University of Connecticut researchers have created a biodegradable composite made of silk fibers that can be used to repair broken load-bearing bones without the complications sometimes presented by other materials.

Repairing major load-bearing bones such as those in the leg can be a long and uncomfortable process.

Im Focus: Writing and deleting magnets with lasers

Study published in the journal ACS Applied Materials & Interfaces is the outcome of an international effort that included teams from Dresden and Berlin in Germany, and the US.

Scientists at the Helmholtz-Zentrum Dresden-Rossendorf (HZDR) together with colleagues from the Helmholtz-Zentrum Berlin (HZB) and the University of Virginia...

Im Focus: Gamma-ray flashes from plasma filaments

Novel highly efficient and brilliant gamma-ray source: Based on model calculations, physicists of the Max PIanck Institute for Nuclear Physics in Heidelberg propose a novel method for an efficient high-brilliance gamma-ray source. A giant collimated gamma-ray pulse is generated from the interaction of a dense ultra-relativistic electron beam with a thin solid conductor. Energetic gamma-rays are copiously produced as the electron beam splits into filaments while propagating across the conductor. The resulting gamma-ray energy and flux enable novel experiments in nuclear and fundamental physics.

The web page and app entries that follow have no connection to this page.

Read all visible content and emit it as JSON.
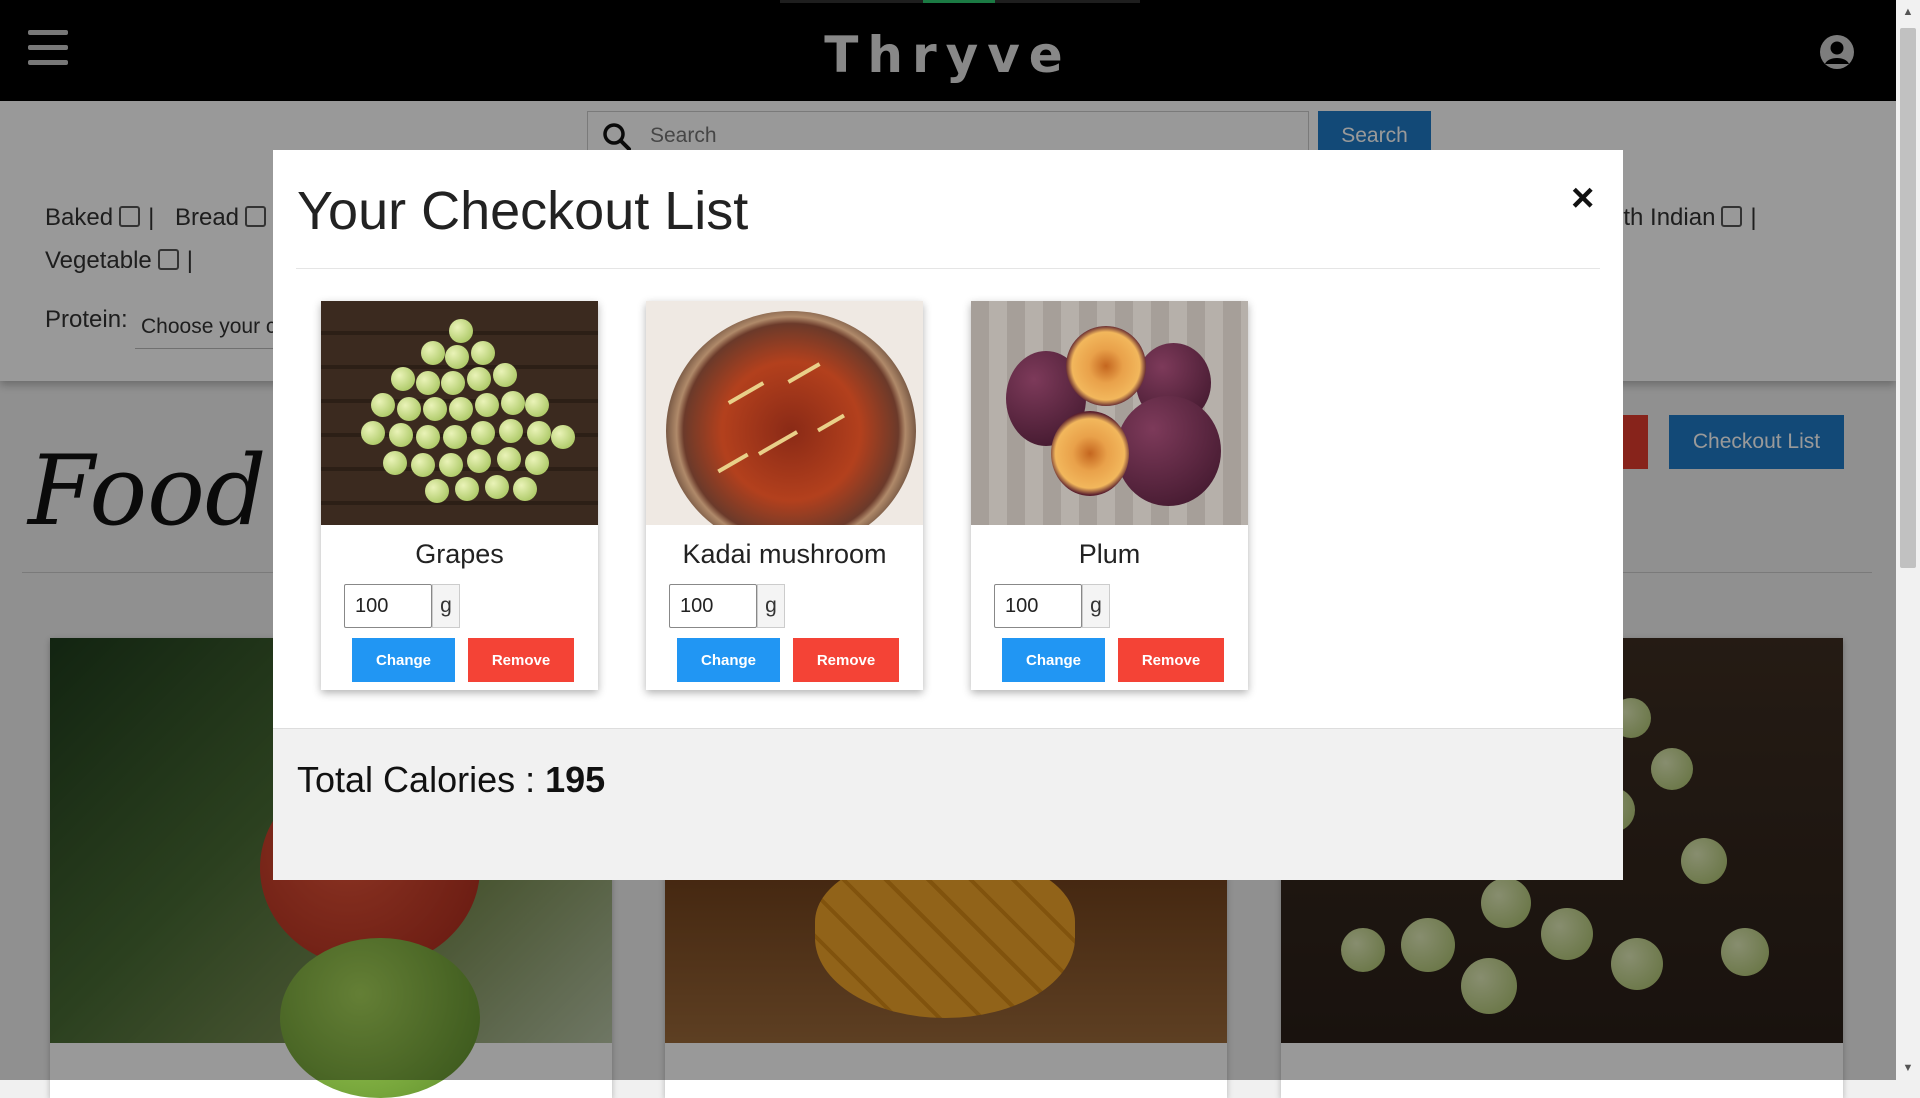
{
  "app": {
    "brand": "Thryve"
  },
  "search": {
    "placeholder": "Search",
    "button_label": "Search"
  },
  "filters": {
    "row1": [
      "Baked",
      "Bread"
    ],
    "row1_right": "uth Indian",
    "row2": [
      "Vegetable"
    ],
    "protein_label": "Protein:",
    "protein_placeholder": "Choose your c"
  },
  "page": {
    "title": "Food Ca",
    "checkout_button": "Checkout List"
  },
  "modal": {
    "title": "Your Checkout List",
    "close_label": "×",
    "items": [
      {
        "name": "Grapes",
        "quantity": "100",
        "unit": "g",
        "change_label": "Change",
        "remove_label": "Remove"
      },
      {
        "name": "Kadai mushroom",
        "quantity": "100",
        "unit": "g",
        "change_label": "Change",
        "remove_label": "Remove"
      },
      {
        "name": "Plum",
        "quantity": "100",
        "unit": "g",
        "change_label": "Change",
        "remove_label": "Remove"
      }
    ],
    "total_label": "Total Calories : ",
    "total_value": "195"
  },
  "colors": {
    "primary": "#2196f3",
    "danger": "#f44336",
    "navbar": "#000000",
    "search_button": "#1e7bc6"
  },
  "icons": [
    "hamburger-menu-icon",
    "user-account-icon",
    "search-icon",
    "close-icon"
  ]
}
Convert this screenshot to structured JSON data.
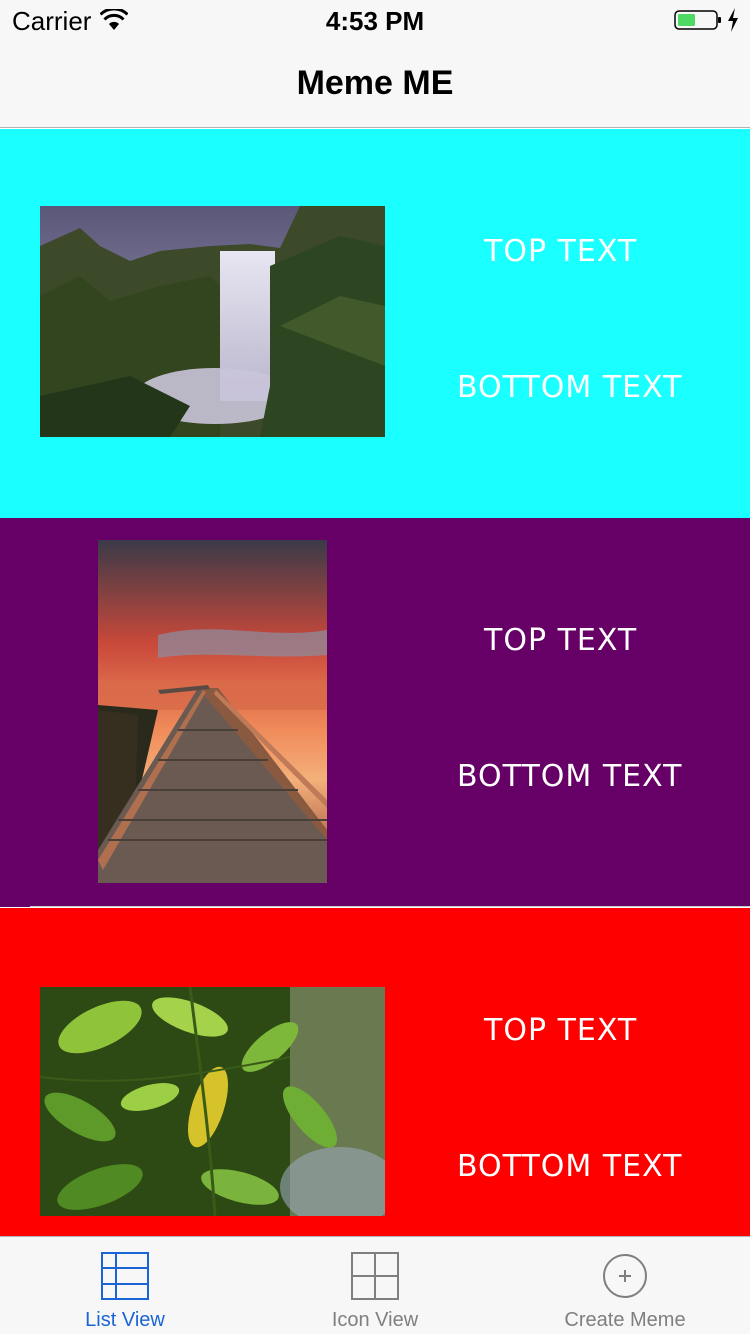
{
  "status_bar": {
    "carrier": "Carrier",
    "time": "4:53 PM",
    "icons": [
      "wifi-icon",
      "battery-icon",
      "charging-bolt-icon"
    ],
    "battery_color": "#4cd964"
  },
  "nav": {
    "title": "Meme ME"
  },
  "memes": [
    {
      "top_text": "TOP TEXT",
      "bottom_text": "BOTTOM TEXT",
      "background": "#1affff",
      "image": "waterfall photo"
    },
    {
      "top_text": "TOP TEXT",
      "bottom_text": "BOTTOM TEXT",
      "background": "#660066",
      "image": "boardwalk sunset photo"
    },
    {
      "top_text": "TOP TEXT",
      "bottom_text": "BOTTOM TEXT",
      "background": "#ff0000",
      "image": "green leaves photo"
    }
  ],
  "tabs": [
    {
      "label": "List View",
      "icon": "list-view-icon",
      "selected": true
    },
    {
      "label": "Icon View",
      "icon": "grid-view-icon",
      "selected": false
    },
    {
      "label": "Create Meme",
      "icon": "plus-circle-icon",
      "selected": false
    }
  ],
  "colors": {
    "tab_active": "#1a64d6",
    "tab_inactive": "#7f7f7f"
  }
}
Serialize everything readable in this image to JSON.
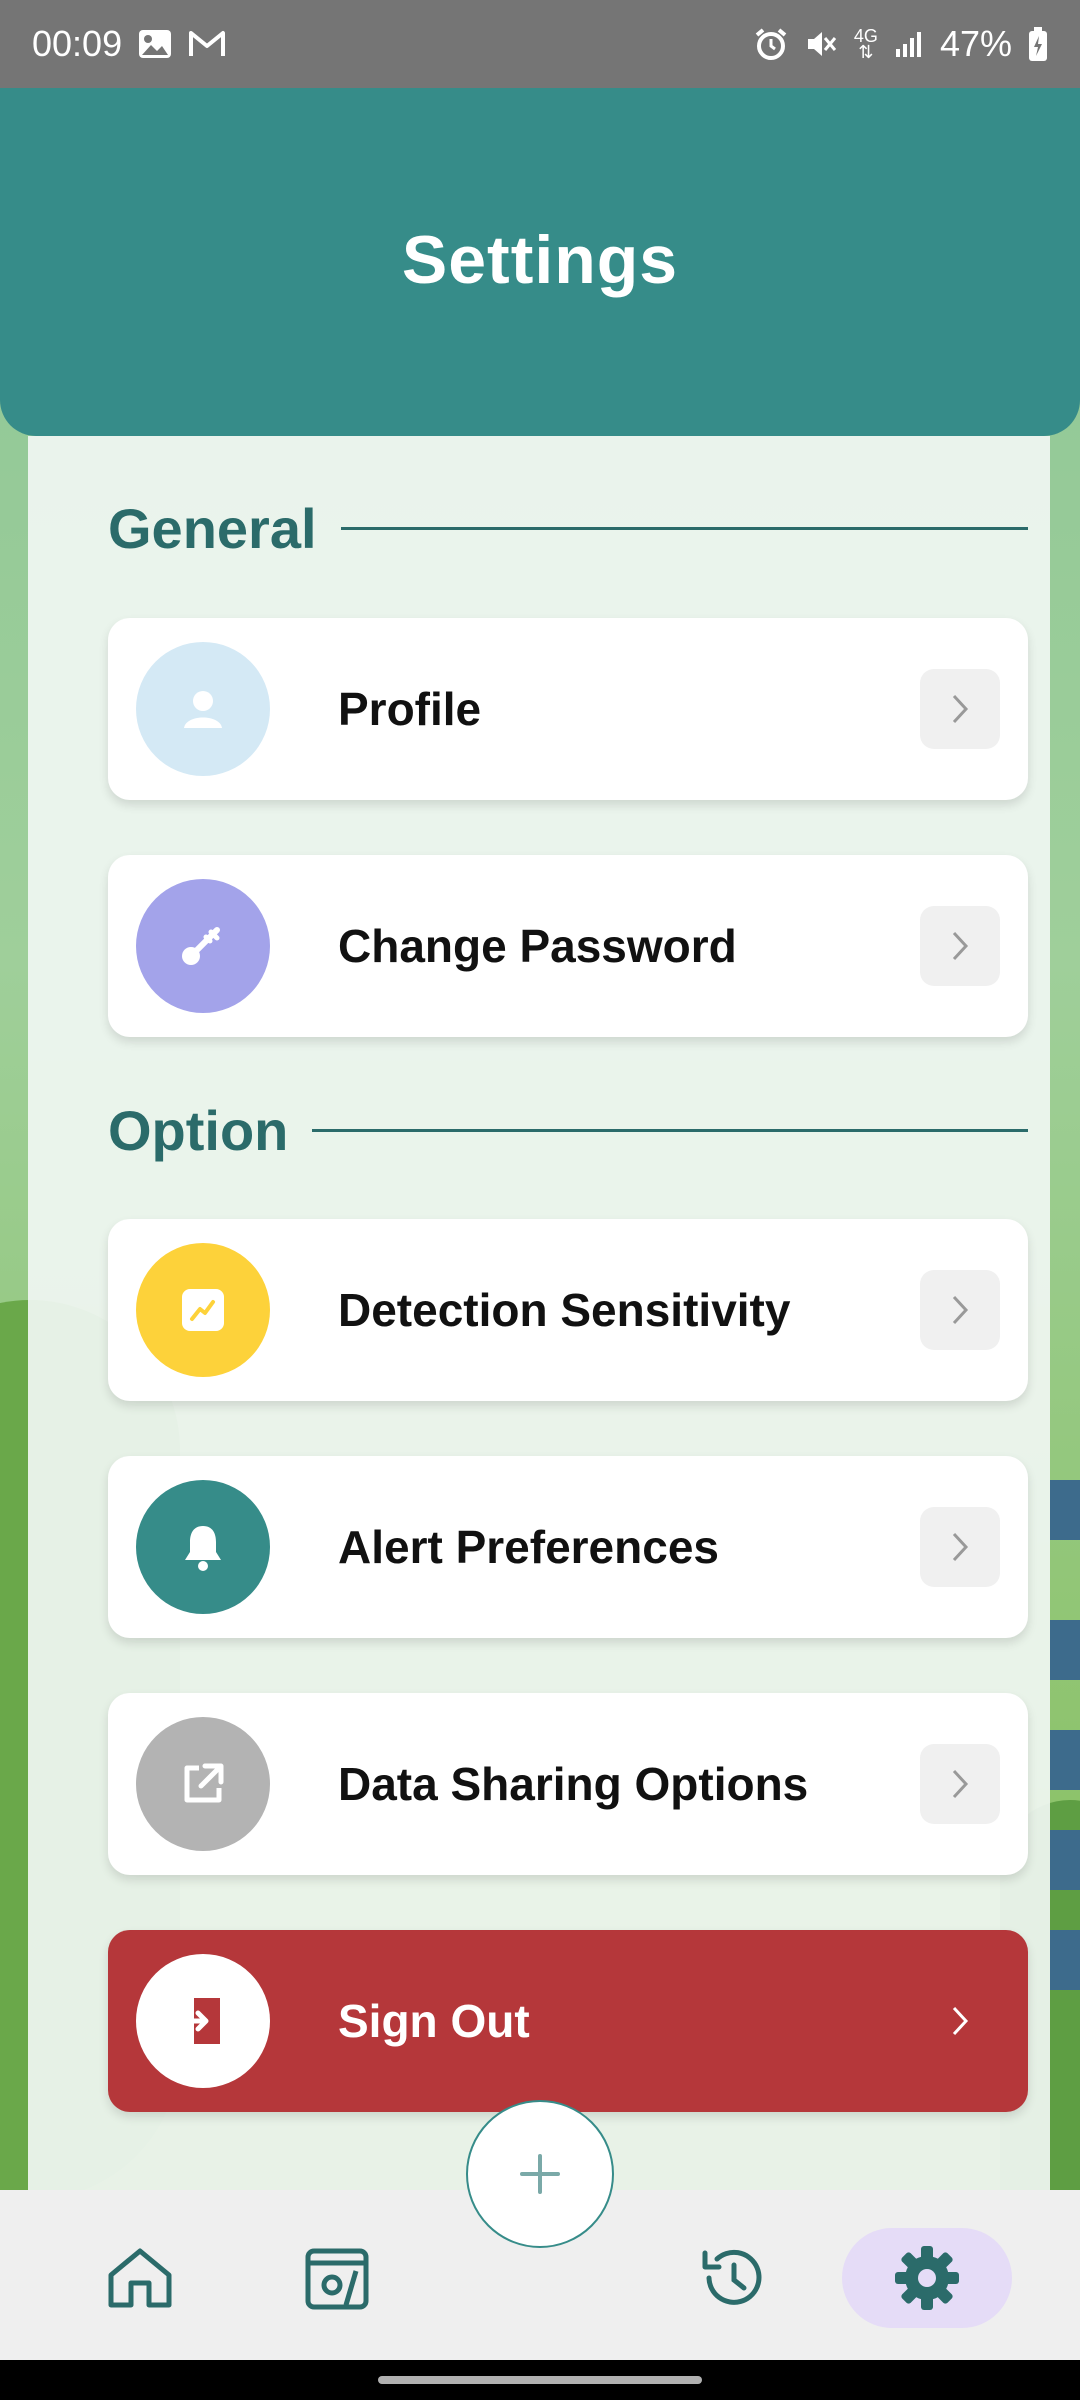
{
  "status_bar": {
    "time": "00:09",
    "battery": "47%",
    "network": "4G"
  },
  "header": {
    "title": "Settings"
  },
  "sections": {
    "general": {
      "title": "General"
    },
    "option": {
      "title": "Option"
    }
  },
  "items": {
    "profile": {
      "label": "Profile",
      "icon": "person-icon",
      "color": "#d4e9f5"
    },
    "change_password": {
      "label": "Change Password",
      "icon": "key-icon",
      "color": "#a3a3ea"
    },
    "detection_sensitivity": {
      "label": "Detection Sensitivity",
      "icon": "trend-icon",
      "color": "#fdd23a"
    },
    "alert_preferences": {
      "label": "Alert Preferences",
      "icon": "bell-icon",
      "color": "#368c89"
    },
    "data_sharing": {
      "label": "Data Sharing Options",
      "icon": "share-icon",
      "color": "#b3b3b3"
    },
    "sign_out": {
      "label": "Sign Out",
      "icon": "sign-out-icon",
      "color": "#b5373a"
    }
  },
  "bottom_nav": {
    "items": [
      "home-icon",
      "gallery-icon",
      "history-icon",
      "settings-icon"
    ],
    "active": "settings-icon",
    "fab_icon": "plus-icon",
    "accent": "#2b6b6a"
  }
}
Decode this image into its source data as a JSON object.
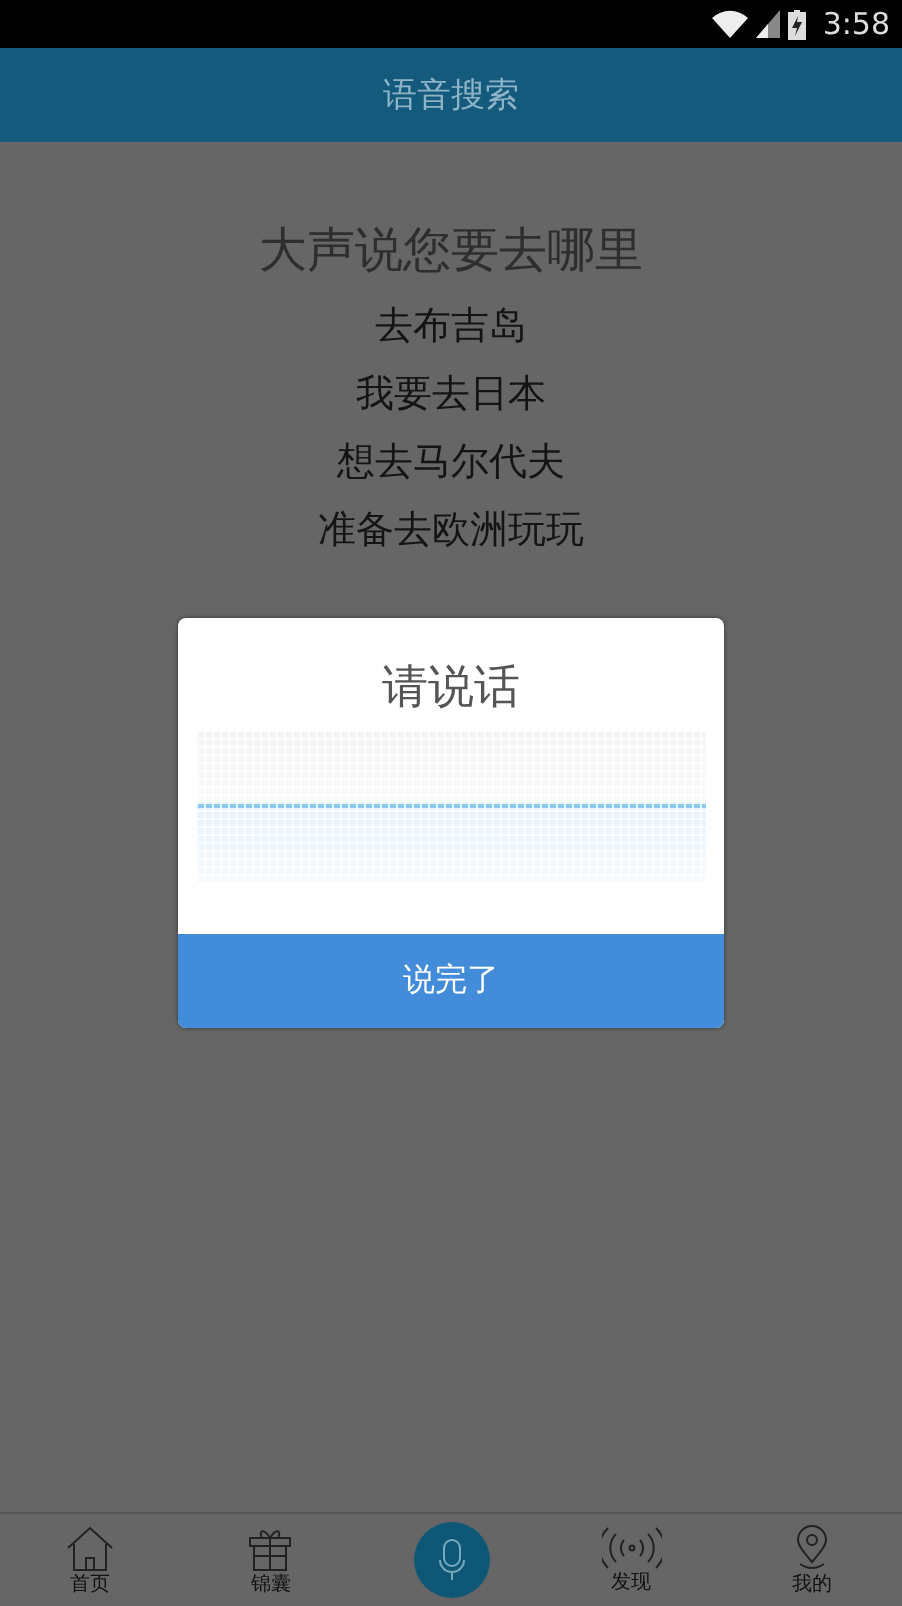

The typical wavelength of light interacting with an object of the microcosm scales with the size of this object. For atoms, this ranges from visible light to...

Im Focus: Basel researchers succeed in cultivating cartilage from stem cells

Stable joint cartilage can be produced from adult stem cells originating from bone marrow. This is made possible by inducing specific molecular processes occurring during embryonic cartilage formation, as researchers from the University and University Hospital of Basel report in the scientific journal PNAS.

Certain mesenchymal stem/stromal cells from the bone marrow of adults are considered extremely promising for skeletal tissue regeneration. These adult stem...

Im Focus: Like a wedge in a hinge

Researchers lay groundwork to tailor drugs for new targets in cancer therapy

In the fight against cancer, scientists are developing new drugs to hit tumor cells at so far unused weak points. Such a “sore spot” is the protein complex...

All Focus news of the innovation-report >>>

Anzeige

Anzeige

VideoLinks
Industry & Economy
Event News

Invitation to the upcoming "Current Topics in Bioinformatics: Big Data in Genomics and Medicine"

13.04.2018 | Event News

Unique scope of UV LED technologies and applications presented in Berlin: ICULTA-2018

12.04.2018 | Event News

IWOLIA: A conference bringing together German Industrie 4.0 and French Industrie du Futur

09.04.2018 | Event News

 
Latest News

Magnetic nano-imaging on a table top

20.04.2018 | Physics and Astronomy

Start of work for the world's largest electric truck

20.04.2018 | Interdisciplinary Research

Atoms may hum a tune from grand cosmic symphony

20.04.2018 | Physics and Astronomy

VideoLinks
Science & Research
Overview of more VideoLinks >>>